In a FOX 32 special report, we're investigating a website that thousands turn to, to find background-checked contractors.
HomeAdvisor touts itself as the number one place to find trusted pros to get your home project done. But just how much vetting really goes on?
When we started digging, we discovered hundreds of complaints against the company - more than 500 nationwide just in the last year.
William Gordon showed us the garage that was supposed to be converted to his bedroom by now. Gordon and his wife planned to move in with her parents, including father-in-law Richard Harris.
“My wife and I are elderly, not kidding, but we need help,” Harris said.
The family hired a contractor they found on HomeAdvisor and work was supposed to be done within six weeks.
“They came in, and they talked to us, and I was convinced that they were good,” Harris said.
But after paying about $20k up front back in January, Gordon says they have nothing to show for it.
“It's devastating. He didn't just rip somebody off, he really ripped apart our lives,” Gordon said.
Gordon says that company dissolved, but popped up under another name on HomeAdvisor with a 5-star rating. He told HomeAdvisor what was happening, but they didn't budge.
“They're still enabling him to prey on other people, knowing it's the same thief, just wearing a different mask,” Gordon said.
“We had a leak, and after the leak, we needed some electrical work done,” said Ed Marsh of Elgin.
Marsh also needed a contractor and hired a different company on HomeAdvisor. This time, the contractor showed up but that work wasn't up to code, and it gets worse.
“They don't have the credentials to be working in Elgin. It's just that simple,” Marsh said. “I asked [HomeAdvisor] to take that down, and they won't.
Both men tell us they trusted the contractors were vetted and licensed. But when we dug through HomeAdvisor's fine print, we found it only background checks the owner of a company. And for licenses, it just checks the state level license, meaning a contractor you hire on HomeAdvisor may not be licensed to do work in your city.

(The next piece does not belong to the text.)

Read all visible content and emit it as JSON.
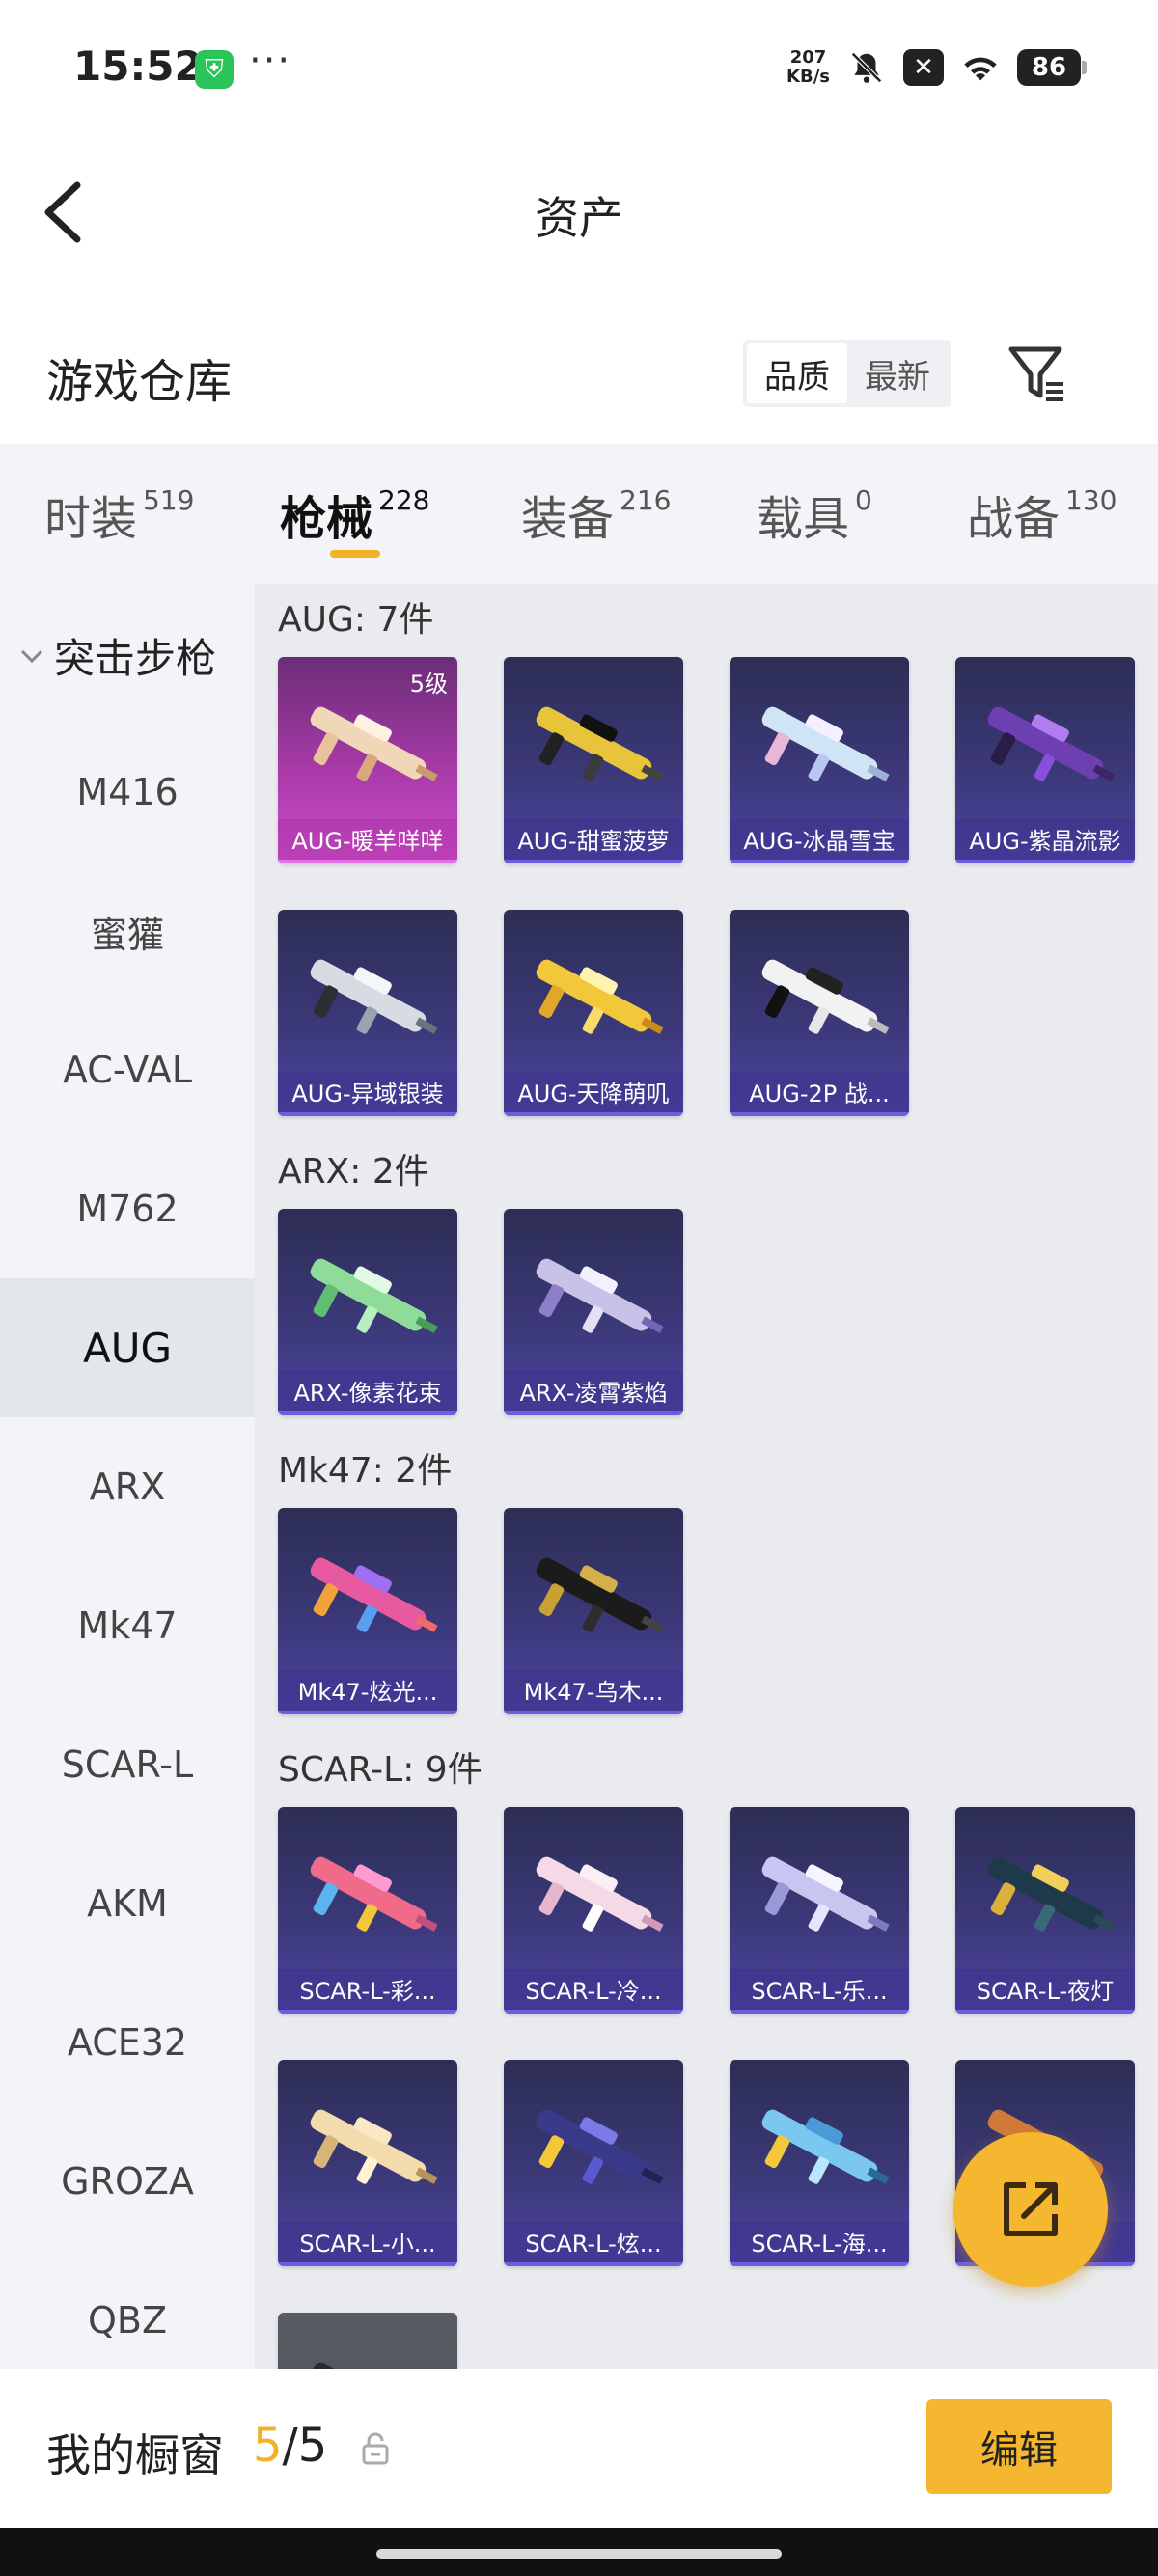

“I’m an average homeowner. And I want to make sure that the same thing doesn't happen to another homeowner that happened to me,” Marsh said.
And the complaints keep rolling in, more than 500 in the last year. In fact, the city of San Francisco is suing the company for false and misleading ads.
Both men hope HomeAdvisor tightens their processes, so their situations don't happen to anyone else.
“He's just literally being sent more victims. And they know it,” Gordon said.
HomeAdvisor tells us it doesn't comment on ongoing legal matters. For Gordon’s case, the company says it doesn't have a record of him finding his contractor on its site, though Gordon insists he did.
For Marsh’s case, HomeAdvisor recommends consumers check local requirements themselves. Experts also say do your own homework – check licenses and references yourself.